|Author(s)||David A. Orban|
|Journal||Master of Science Thesis|
Zoological institutions develop human-animal interaction opportunities for visitors to advance missions of conservation, education, and recreation; however, the animal welfare implications have yet to be evaluated. This behavioral study was the first to quantify impacts of guest feeding programs on captive giraffe behavior and welfare, by documenting giraffe time budgets that included both normal and stereotypic behaviors. Thirty giraffes from nine zoos (six zoos with varying guest feeding programs and three without) were observed for three days each, using both instantaneous scan sampling and continuous behavioral sampling techniques. All data were collected during summer 2012 and analyzed using generalized linear mixed models. The degree of individual giraffe participation in guest feeding programs was positively correlated with increased time spent idle and marginally correlated to reduced time spent ruminating. When time spent eating routine diets was combined with time spent participating in guest feeding programs, individuals that spent more time engaged in total feeding behaviors performed less oral stereotypic behavior such as object-licking and tongue-rolling. By extending foraging time and complexity, guest feeding programs have the potential to act as environmental enrichment and alleviate unfulfilled foraging motivations that may underlie oral stereotypic behaviors observed in many captive giraffes. Additionally, management strategies can be adjusted to mitigate idleness and other program consequences. Further studies, especially pre-and-post comparisons, are needed to better understand the influence of human-animal interactions on zoo animal behavior and welfare.
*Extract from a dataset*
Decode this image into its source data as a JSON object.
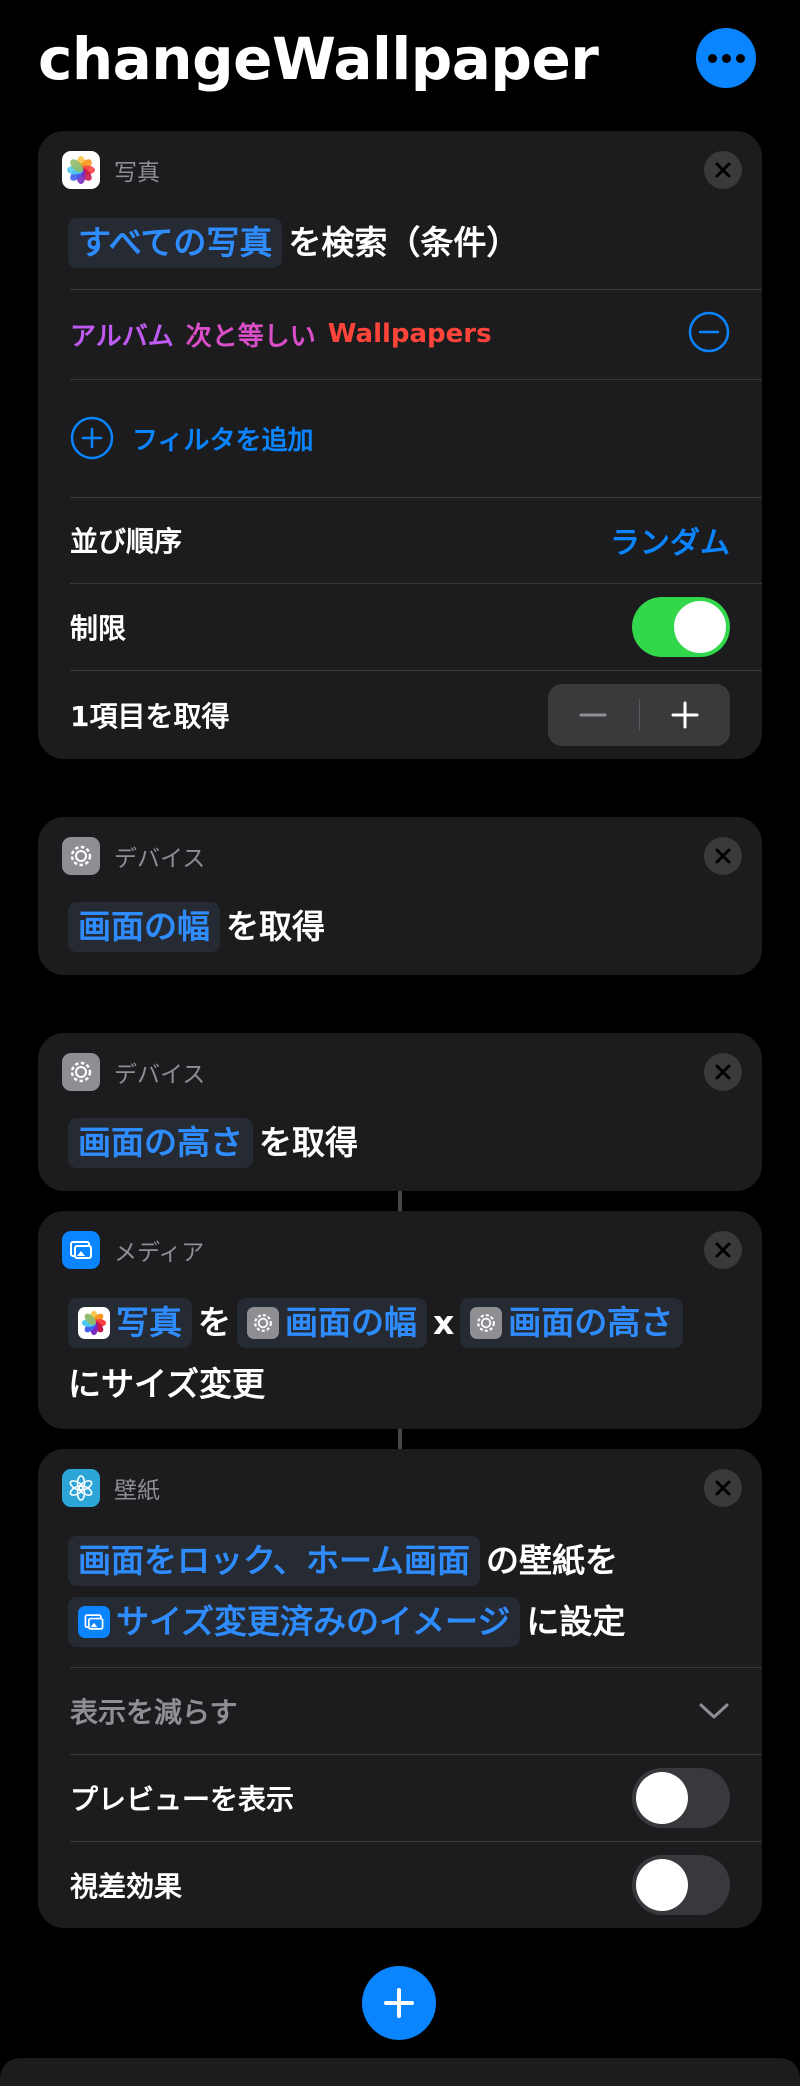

Keywords: Giraffa camelopardalis, Animal welfare, Human-animal interactions, Stereotypic behavior
Authors: David A. Orban
Journal: Master of Science Thesis